For more information about ENERGY STAR windows, see www.energystar.gov.
Fenestration refers to any opening in a
building's walls, such as a window, door, or skylight.
It is based on the Latin word for
windows – "fenestra"
- FENESTRATION refers to any product that fills an opening in a building and includes windows,
doors, skylights, and curtain walls?
These products are designed to permit the passage of air, light, vehicles, or people.
- that many local building codes require egress windows in some rooms to be considered a bedroom?
Find out if your bedroom windows qualify in Windows 101.
- it's a good idea to have fire drills at home to make sure all of the home's occupants – including children – know how to operate escape windows in the event of an emergency?
- a study of schools found that more daylight in the classroom resulted in improved performance on math and reading tests. (Heschong Mahone Group Study, August 20, 1999.)
For information on how Daylighting can affect home life, see Windows 101.
- some areas require impact resistant windows or window coverings in building codes?
Does this "impact" you? See Benefits of Improving Windows for additional information.
- special windows that can prevent break-ins and even stop bullets are available from window manufacturers?
- all ENERGY STAR® qualified windows are required to display the ENERGY STAR label?
If there is no label, it does not qualify for ENERGY STAR.
- some utility companies offer rebates for home improvements such as new windows?
Check with your local utility to find out about rebates and to ensure you purchase qualifying products.
- in order to qualify for ENERGY STAR®, fenestration products must be rated according to procedures established by the National Fenestration Rating Council (NFRC).
- products carrying the NFRC Label have been independently tested and certified by the manufacturer?

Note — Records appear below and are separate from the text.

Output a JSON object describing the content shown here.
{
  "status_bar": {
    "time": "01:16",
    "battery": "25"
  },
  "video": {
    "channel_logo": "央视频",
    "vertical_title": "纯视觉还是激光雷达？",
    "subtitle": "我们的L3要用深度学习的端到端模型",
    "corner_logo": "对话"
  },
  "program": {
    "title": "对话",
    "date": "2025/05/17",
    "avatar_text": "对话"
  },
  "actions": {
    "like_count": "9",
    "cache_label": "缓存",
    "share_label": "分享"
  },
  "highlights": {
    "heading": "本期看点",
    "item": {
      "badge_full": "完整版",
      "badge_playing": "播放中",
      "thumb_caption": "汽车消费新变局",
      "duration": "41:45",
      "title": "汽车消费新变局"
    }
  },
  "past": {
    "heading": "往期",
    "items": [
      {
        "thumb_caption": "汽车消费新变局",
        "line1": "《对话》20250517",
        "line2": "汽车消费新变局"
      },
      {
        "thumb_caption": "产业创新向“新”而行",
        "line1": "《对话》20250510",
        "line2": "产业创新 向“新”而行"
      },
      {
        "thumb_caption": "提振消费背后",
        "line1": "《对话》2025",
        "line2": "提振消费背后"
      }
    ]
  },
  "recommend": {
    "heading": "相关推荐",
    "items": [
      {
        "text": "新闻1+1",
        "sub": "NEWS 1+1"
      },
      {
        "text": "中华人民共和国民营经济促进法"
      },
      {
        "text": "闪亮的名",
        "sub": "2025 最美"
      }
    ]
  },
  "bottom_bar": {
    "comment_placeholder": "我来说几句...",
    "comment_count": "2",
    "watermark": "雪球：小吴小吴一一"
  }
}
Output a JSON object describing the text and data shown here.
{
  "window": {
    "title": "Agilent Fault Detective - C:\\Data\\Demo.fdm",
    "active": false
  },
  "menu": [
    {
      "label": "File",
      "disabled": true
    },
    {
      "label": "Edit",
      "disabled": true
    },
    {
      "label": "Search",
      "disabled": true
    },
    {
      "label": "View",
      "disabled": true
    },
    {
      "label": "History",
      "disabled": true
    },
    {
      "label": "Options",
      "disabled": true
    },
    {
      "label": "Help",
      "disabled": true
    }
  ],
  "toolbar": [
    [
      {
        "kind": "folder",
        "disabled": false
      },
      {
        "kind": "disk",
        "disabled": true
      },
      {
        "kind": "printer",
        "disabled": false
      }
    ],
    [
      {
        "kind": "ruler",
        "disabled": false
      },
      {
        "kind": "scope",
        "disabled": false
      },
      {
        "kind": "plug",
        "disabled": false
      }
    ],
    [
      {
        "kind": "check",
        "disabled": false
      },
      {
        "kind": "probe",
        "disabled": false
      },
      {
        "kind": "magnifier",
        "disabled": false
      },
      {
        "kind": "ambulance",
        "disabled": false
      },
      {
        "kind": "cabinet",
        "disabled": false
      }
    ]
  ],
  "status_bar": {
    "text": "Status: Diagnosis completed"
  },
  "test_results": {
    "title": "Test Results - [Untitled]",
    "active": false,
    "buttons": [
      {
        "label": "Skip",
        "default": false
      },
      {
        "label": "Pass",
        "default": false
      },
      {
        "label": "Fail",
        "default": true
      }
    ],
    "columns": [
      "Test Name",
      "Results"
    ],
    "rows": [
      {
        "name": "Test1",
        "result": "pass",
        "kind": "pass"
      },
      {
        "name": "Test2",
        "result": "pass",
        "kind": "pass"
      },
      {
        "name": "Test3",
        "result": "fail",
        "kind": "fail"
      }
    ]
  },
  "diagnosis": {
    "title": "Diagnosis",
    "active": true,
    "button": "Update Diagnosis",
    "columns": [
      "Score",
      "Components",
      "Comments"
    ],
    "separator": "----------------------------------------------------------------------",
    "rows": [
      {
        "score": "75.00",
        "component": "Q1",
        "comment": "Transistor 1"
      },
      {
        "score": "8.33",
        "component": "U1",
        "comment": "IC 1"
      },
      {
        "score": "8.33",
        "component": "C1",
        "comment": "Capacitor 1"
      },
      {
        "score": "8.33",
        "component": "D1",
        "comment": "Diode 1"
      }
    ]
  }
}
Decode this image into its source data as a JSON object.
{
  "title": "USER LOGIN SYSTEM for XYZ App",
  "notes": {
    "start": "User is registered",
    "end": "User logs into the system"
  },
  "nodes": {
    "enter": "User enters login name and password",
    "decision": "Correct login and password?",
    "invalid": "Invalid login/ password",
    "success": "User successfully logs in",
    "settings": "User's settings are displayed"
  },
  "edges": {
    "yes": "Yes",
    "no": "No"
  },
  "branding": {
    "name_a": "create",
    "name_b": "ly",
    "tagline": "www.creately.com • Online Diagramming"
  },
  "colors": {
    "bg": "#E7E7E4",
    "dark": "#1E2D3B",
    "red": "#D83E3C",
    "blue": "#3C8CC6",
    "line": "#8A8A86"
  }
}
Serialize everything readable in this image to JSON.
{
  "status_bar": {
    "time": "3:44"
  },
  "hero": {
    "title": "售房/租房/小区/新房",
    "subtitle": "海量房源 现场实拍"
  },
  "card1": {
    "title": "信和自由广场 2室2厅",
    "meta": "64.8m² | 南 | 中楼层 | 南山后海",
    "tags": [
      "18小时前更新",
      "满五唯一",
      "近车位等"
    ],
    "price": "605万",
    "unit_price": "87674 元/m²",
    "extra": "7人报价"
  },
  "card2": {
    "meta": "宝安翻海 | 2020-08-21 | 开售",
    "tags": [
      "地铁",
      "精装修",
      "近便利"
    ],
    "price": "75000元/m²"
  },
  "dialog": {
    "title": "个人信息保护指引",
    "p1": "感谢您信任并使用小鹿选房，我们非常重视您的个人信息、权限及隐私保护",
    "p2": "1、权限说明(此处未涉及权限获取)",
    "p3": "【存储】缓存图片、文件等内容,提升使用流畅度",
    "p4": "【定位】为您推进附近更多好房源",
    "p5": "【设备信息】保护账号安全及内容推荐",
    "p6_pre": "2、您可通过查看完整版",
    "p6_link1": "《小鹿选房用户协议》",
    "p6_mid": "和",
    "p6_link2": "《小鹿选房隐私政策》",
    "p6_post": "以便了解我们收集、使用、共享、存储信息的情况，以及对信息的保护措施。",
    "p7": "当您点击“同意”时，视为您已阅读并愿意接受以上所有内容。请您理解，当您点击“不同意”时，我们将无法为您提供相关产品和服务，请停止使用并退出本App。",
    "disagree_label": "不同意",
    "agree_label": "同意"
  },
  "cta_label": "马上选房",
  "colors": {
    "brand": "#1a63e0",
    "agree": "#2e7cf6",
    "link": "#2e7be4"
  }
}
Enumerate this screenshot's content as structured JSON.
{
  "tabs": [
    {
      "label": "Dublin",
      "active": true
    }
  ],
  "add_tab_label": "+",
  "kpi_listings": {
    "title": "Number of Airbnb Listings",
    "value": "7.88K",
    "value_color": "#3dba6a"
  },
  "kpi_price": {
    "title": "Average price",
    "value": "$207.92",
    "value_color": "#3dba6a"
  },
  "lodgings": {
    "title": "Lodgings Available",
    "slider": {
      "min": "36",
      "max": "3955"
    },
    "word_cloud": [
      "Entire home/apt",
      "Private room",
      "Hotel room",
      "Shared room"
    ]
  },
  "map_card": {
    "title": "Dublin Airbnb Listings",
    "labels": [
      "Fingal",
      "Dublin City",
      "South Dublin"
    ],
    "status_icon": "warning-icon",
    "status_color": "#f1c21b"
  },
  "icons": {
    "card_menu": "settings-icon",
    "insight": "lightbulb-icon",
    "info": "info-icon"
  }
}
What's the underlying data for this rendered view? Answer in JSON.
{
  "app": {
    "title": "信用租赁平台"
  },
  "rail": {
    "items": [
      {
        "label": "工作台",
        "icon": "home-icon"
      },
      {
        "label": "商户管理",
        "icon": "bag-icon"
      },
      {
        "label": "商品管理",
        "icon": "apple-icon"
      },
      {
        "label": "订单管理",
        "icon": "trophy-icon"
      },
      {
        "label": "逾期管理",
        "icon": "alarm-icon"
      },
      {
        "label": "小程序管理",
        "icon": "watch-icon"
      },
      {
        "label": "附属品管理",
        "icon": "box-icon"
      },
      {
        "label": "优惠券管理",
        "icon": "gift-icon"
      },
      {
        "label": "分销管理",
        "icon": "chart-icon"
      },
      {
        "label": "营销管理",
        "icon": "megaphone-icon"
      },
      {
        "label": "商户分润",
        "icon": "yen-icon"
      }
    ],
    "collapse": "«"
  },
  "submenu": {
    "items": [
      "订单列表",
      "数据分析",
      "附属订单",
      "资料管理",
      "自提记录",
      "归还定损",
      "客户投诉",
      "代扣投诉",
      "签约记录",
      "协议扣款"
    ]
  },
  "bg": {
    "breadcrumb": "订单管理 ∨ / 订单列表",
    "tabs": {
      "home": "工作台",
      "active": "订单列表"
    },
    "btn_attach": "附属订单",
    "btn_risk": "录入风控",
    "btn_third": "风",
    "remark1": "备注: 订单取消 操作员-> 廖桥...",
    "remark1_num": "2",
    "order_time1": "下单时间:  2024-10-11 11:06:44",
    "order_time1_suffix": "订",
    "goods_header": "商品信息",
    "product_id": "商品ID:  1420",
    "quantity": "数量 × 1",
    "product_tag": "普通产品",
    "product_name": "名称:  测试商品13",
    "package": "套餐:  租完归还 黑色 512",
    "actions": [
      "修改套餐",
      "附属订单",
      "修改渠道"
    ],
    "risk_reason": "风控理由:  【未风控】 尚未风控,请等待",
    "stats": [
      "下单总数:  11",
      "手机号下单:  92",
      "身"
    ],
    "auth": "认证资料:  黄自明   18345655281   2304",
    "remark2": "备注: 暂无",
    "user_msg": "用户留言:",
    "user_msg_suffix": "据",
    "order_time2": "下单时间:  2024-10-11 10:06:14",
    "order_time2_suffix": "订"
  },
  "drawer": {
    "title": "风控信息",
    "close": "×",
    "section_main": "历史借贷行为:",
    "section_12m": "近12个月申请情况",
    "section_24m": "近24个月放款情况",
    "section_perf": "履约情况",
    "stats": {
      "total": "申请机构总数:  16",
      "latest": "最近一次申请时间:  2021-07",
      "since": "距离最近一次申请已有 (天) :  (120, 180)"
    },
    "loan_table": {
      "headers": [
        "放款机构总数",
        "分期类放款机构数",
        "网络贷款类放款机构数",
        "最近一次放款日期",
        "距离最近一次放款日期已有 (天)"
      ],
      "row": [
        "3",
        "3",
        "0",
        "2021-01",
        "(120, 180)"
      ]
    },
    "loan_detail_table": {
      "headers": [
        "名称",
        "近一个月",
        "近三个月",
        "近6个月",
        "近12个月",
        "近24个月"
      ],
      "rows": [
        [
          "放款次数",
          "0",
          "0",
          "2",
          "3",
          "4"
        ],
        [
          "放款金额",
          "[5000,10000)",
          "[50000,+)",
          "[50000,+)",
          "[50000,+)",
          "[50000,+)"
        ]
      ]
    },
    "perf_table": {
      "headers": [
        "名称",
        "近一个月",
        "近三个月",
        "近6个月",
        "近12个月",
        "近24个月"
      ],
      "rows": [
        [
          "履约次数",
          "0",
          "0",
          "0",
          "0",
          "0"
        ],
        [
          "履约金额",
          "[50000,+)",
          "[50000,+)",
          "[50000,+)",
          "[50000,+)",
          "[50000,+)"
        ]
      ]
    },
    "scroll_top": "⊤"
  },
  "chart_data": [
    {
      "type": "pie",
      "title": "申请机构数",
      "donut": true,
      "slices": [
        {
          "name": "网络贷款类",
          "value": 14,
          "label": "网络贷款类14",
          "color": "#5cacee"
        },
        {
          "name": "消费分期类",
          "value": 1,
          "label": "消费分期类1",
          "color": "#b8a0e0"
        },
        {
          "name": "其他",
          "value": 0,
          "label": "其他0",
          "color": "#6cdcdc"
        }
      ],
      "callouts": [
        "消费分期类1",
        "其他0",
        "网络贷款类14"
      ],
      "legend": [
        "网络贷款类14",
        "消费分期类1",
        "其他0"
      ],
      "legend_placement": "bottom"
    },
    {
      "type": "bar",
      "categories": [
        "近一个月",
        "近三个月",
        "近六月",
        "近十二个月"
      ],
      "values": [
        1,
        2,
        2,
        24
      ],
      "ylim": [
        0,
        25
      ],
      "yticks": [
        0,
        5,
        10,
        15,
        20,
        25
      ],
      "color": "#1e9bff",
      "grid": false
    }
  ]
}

This is a voluntary program that allows you –the consumer – to accurately compare unbiased product ratings
- the National Fenestration Rating Council (NFRC) was founded in 1989.
The first rating procedure – for U-factor – was adopted in 1991; test procedures for Solar Heat Gain Coefficient (SHGC) and Visible Transmittance (VT) were adopted in 1993.
Energy Ratings will explain the numbers on the NFRC Label and what they mean to you!
- there are many different styles of windows?
See Windows 101 for a list of some of the more popular options so you know exactly what you want when you shop!
- that poor quality windows can cause color fading of your carpets, furniture, and artwork?
See Windows 101 for information on what causes fading and what you can do to reduce it.
- that you have more options about windows than just style?
Anatomy of a Window will provide you with the information you need to make informed choices.
- your local building codes may require new windows be to specific standards.
Our Shopping Guide discusses what you need to know about codes.